### Exercise directions
All lines in the records below with the word "true" must be returned.

(Beginning of Data)

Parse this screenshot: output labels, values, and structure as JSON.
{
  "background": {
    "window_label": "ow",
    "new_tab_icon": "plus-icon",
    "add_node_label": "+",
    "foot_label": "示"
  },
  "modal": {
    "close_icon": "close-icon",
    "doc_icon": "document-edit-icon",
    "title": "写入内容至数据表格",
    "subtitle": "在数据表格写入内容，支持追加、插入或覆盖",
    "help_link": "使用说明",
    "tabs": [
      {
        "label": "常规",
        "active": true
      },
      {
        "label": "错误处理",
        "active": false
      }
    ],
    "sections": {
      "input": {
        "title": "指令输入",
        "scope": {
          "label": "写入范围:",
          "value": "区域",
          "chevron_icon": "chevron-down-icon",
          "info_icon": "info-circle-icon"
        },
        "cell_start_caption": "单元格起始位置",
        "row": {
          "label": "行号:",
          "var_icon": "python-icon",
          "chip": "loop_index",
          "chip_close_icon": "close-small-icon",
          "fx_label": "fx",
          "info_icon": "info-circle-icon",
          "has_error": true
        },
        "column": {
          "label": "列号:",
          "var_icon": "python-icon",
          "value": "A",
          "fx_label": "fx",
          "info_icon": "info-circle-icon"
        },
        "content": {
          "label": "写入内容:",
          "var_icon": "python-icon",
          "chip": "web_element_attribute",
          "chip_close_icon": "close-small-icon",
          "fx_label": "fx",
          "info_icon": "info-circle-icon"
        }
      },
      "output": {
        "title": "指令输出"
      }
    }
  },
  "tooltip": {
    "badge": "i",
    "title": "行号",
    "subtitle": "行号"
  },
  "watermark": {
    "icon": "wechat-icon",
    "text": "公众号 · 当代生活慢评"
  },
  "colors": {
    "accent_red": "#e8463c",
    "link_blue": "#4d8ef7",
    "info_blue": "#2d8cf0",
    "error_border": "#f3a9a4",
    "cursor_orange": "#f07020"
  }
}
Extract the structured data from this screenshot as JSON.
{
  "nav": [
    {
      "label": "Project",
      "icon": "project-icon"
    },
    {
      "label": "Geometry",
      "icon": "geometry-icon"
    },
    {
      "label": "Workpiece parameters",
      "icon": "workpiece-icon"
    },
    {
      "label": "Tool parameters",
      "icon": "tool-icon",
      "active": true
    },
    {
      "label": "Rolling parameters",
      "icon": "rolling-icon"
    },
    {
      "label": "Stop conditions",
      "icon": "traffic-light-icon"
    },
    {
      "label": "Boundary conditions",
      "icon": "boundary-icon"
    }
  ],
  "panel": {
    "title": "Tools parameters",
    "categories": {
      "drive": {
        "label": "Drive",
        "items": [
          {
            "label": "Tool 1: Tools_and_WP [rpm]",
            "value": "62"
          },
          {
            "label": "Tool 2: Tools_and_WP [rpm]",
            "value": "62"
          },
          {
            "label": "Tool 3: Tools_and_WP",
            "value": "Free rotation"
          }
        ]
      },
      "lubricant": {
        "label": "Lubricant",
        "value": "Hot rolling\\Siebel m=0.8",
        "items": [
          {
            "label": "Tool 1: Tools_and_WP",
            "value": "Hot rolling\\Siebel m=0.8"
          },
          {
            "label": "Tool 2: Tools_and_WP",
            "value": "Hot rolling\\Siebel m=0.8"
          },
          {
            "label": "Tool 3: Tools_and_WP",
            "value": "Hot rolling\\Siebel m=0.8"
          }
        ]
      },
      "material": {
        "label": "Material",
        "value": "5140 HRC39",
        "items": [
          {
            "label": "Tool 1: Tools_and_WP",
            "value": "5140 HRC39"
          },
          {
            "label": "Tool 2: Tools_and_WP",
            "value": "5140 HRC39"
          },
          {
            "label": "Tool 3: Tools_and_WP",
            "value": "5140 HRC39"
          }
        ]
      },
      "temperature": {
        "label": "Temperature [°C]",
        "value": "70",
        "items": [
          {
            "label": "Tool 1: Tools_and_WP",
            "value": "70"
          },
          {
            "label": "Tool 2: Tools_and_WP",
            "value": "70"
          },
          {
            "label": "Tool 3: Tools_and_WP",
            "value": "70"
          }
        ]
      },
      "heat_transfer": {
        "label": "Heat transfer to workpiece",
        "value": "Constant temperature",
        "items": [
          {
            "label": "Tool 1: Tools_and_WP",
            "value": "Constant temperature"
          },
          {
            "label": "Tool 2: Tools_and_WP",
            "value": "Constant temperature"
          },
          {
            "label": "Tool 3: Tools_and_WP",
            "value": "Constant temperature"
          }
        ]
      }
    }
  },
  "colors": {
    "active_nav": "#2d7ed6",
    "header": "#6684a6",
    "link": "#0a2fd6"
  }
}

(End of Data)

### Solution for this task
        "active": true
          "has_error": true
      "active": true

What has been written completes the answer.